The timer provides two methods of split filter printing:

  • Independent control of exposure and contrast. The first channel determines the base exposure for the whole print. The second channel controls the contrast and is set in stops +/- relative to the first channel. In this way the contrast stays constant when the base exposure is changed.
  • Seperate high and low contrast exposures. The channels do not track. This method may be prefered by traditional split-filter printers who make two test strip prints: one for the high contrast exposure and one for the low.

The timer prompts for the high or low contrast filter and then exposes the base, dodge and burn exposures, advancing through the channel as it goes. When it reaches the end of a chanel it prompts for the next filter and exposes the steps for the second channel. At the end of the second channel it returns to the beginning of the print's exposure sequence, ready for the next print.

Burns can be made with fixed grade filters. The timer can be programmed to prompt for the corrected grade of filter. These fixed grade burns can track either the high contrast or low contrast base exposure.

Contrasts for the burns and dodges remain constant when the base exposure changes because the burns dodges track their respective channel's base exposure.


WHAT ABOUT A FOOTSWITCH?


The footswitch provides complete control:

  • Tapping the switch starts an exposure
  • Tapping the switch during an exposure pauses the exposure
  • Tapping the switch again resumes a paused exposure
  • Holding the switch down during an exposure or pause cancels the exposure
  • Holding the switch down when the timer is idle puts the timer in focus mode and turns the enlarger on
  • Tapping the switch when focusing turns the enlarger back off

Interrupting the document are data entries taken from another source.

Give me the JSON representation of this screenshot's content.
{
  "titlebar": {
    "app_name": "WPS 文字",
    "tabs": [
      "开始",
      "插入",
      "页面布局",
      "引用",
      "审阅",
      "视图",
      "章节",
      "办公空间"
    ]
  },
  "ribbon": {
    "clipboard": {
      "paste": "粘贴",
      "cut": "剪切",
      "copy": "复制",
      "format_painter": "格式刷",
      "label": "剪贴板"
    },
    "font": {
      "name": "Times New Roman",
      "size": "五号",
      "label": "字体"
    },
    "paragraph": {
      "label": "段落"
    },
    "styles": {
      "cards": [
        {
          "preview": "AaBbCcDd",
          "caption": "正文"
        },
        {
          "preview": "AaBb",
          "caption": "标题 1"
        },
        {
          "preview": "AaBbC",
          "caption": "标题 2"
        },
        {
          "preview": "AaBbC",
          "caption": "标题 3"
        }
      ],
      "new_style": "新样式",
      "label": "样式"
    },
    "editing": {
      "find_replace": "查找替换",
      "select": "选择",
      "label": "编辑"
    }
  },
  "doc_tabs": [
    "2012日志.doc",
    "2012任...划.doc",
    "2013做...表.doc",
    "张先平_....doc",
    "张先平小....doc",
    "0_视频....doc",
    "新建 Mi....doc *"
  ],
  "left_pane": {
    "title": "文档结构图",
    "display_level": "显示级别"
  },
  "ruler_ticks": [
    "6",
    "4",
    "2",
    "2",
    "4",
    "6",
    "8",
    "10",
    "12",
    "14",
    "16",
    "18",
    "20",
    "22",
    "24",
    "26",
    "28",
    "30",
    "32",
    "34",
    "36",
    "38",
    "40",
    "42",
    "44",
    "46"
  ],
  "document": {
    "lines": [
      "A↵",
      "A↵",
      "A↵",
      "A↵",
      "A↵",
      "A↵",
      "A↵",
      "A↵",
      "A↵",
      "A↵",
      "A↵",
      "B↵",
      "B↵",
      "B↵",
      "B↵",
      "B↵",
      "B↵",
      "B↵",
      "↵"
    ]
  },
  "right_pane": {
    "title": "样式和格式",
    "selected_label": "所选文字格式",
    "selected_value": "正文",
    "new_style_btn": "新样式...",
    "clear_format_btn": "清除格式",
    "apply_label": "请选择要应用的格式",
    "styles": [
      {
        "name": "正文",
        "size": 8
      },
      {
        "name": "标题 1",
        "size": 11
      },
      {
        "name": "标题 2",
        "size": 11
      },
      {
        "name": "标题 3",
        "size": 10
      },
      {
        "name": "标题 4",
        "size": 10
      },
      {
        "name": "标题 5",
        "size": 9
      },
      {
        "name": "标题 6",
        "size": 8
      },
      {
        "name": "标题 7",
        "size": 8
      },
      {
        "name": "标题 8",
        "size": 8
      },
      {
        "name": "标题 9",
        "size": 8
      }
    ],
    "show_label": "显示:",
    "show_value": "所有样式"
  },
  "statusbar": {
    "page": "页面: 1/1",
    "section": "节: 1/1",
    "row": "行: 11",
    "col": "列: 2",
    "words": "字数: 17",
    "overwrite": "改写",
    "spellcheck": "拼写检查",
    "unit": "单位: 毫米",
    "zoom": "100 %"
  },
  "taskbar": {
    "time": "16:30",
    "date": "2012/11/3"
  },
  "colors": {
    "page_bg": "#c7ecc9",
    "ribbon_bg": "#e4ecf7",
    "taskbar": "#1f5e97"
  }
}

Dodging and burning are made easier because both hands are free to place the dodgers and burners with the enlarger on (and red filter in place) and then to start the exposure without moving your hands.

Darkroom Automation sells a footswitch that works with the timer.

Any momentary action signal-level footswitch with a 1/8" Walkman-style plug will work.


ANY OTHER FEATURES?


  • The timer can control exposure in seconds for those rare occasions where this may be needed.
  • The timer has a focus-timeout that can be set from 1 to 99 minutes or defeated.
  • Optional drydown compensation can be set 0 to 30%.
  • Optional paper speed compensation can be set +/- 3.0 stops.
  • Optional lamp turn-on/ramp-up time compensation can be set from 0 to 990 milliseconds in 10 millisecond increments.

FOR MORE INFORMATION PLEASE SEE THE MEMORY f-STOP TIMER'S INSTRUCTION MANUAL.